In this blog, Chloe Hung, Amazon best-selling author, gives advice on planning for your future.
Preparation plays an important role when it comes to going for an interview. The amount of preparation you put in before an interview may determine your confidence and success level. On the other hand, if you go without any preparation, then you may feel nervous to even attend the interview. Therefore, it would be beneficial if you created an interview plan to help you stay on-track with your interview preparations.
Here are a few tips that can help you create an effective interview plan:
Firstly, have a pre-interview checklist. A pre-interview checklist keeps you organised and helps you determine if you have prepared all the necessary items before your actual interview.
Here’s an example of what the checklist may contain:
- Print extra copies of your CV
- Iron your formal wear
- Prepare your introductory speech
- Do your company research
Secondly, list down the companies in which you are going to have an interview with. Then, do your research on the company so that you are up-to-date with their latest news and projects. It is also important that you do a research on the industry that the company is under. For instance, if you scored an interview at a life insurance company, take some time to research about the latest news, life insurance products and updates that are going on within the insurance industry. This way, you will come across as a well-informed candidate during the actual interview.
Thirdly, identify who are your interviewers. Will you be interviewed by one or more interviewers on the actual day? If possible, try to identify your interviewer’s name as well. This is important as you want to use your interviewer’s name during your conversation in the interview. This helps you create a good impression with your interviewer.
Fourthly, rehearse your interview with a working professional. This could be a family member, a friend or a lecturer who is currently working or has worked in the corporate environment. It is even better if you can get a working actuary to help you out with your interview rehearsal. Ask them for tips and feedback when you are rehearsing your interview with them so that you can further improve your own performance. Identify your personal habits when you are nervous. Keep away from bad personal habits such as tapping of feet, biting nails, touching your hair and twitching. Most importantly, always sit or stand in a good posture. Your body language speaks a lot about your character and personality.
Fifthly, prepare your introductory speech so that you know what to say when the interviewer asks you to introduce yourself. A good introductory speech should give your interviewers a general summary of your credentials, skills, career goals and value proposition on how you may be able to contribute to the position that you are interviewing for. Remember, an introductory speech is not about you boasting about how qualified you are for that position. It is about helping your interviewers understand how you can help add value to them and the company. Be sure to keep it under two minutes.
Having a good and systematic interview plan helps in reducing nervousness and stress when it comes to interview preparations. Therefore, take some time today to create an interview plan for yourself as you are applying for jobs.

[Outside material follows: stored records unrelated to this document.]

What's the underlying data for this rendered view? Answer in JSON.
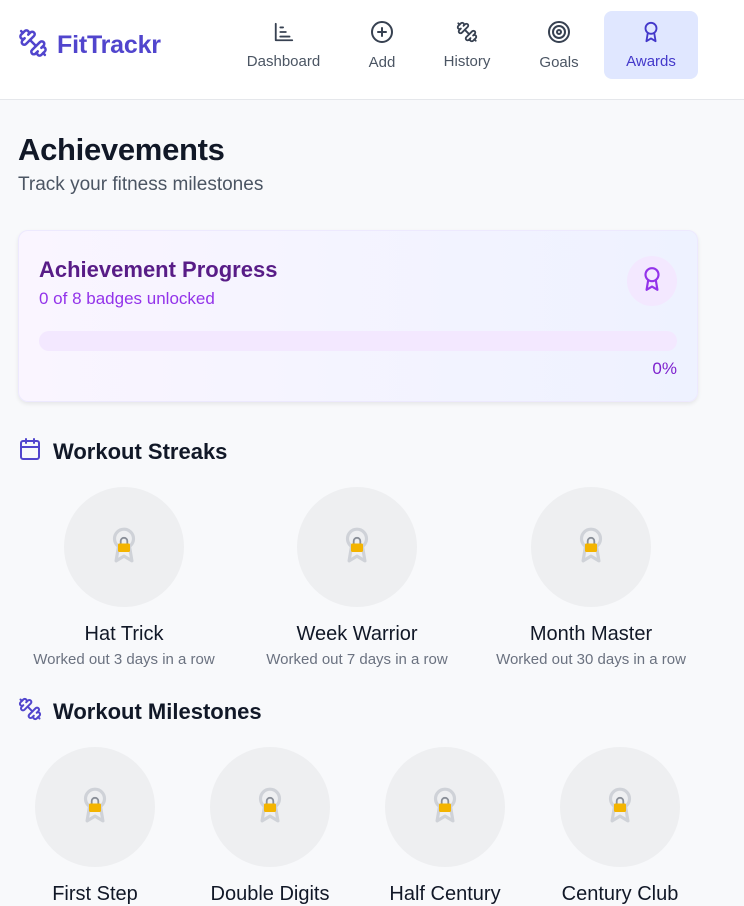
{
  "app": {
    "brand": "FitTrackr",
    "brand_color": "#5145cd"
  },
  "nav": [
    {
      "label": "Dashboard",
      "icon": "bar-chart-icon",
      "active": false
    },
    {
      "label": "Add",
      "icon": "plus-circle-icon",
      "active": false
    },
    {
      "label": "History",
      "icon": "dumbbell-icon",
      "active": false
    },
    {
      "label": "Goals",
      "icon": "target-icon",
      "active": false
    },
    {
      "label": "Awards",
      "icon": "award-icon",
      "active": true
    }
  ],
  "page": {
    "title": "Achievements",
    "subtitle": "Track your fitness milestones"
  },
  "progress": {
    "title": "Achievement Progress",
    "subtitle": "0 of 8 badges unlocked",
    "unlocked": 0,
    "total": 8,
    "percent_label": "0%",
    "percent_value": 0,
    "accent": "#7e22ce"
  },
  "sections": [
    {
      "title": "Workout Streaks",
      "icon": "calendar-icon",
      "badges": [
        {
          "name": "Hat Trick",
          "desc": "Worked out 3 days in a row",
          "locked": true
        },
        {
          "name": "Week Warrior",
          "desc": "Worked out 7 days in a row",
          "locked": true
        },
        {
          "name": "Month Master",
          "desc": "Worked out 30 days in a row",
          "locked": true
        }
      ]
    },
    {
      "title": "Workout Milestones",
      "icon": "dumbbell-icon",
      "badges": [
        {
          "name": "First Step",
          "locked": true
        },
        {
          "name": "Double Digits",
          "locked": true
        },
        {
          "name": "Half Century",
          "locked": true
        },
        {
          "name": "Century Club",
          "locked": true
        }
      ]
    }
  ]
}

I have personally done this to help me stay organised and focused when it comes to my interview preparations.
If you would like to find out more about becoming an actuary, visit our website at https://www.actuaries.org.uk/becoming-actuary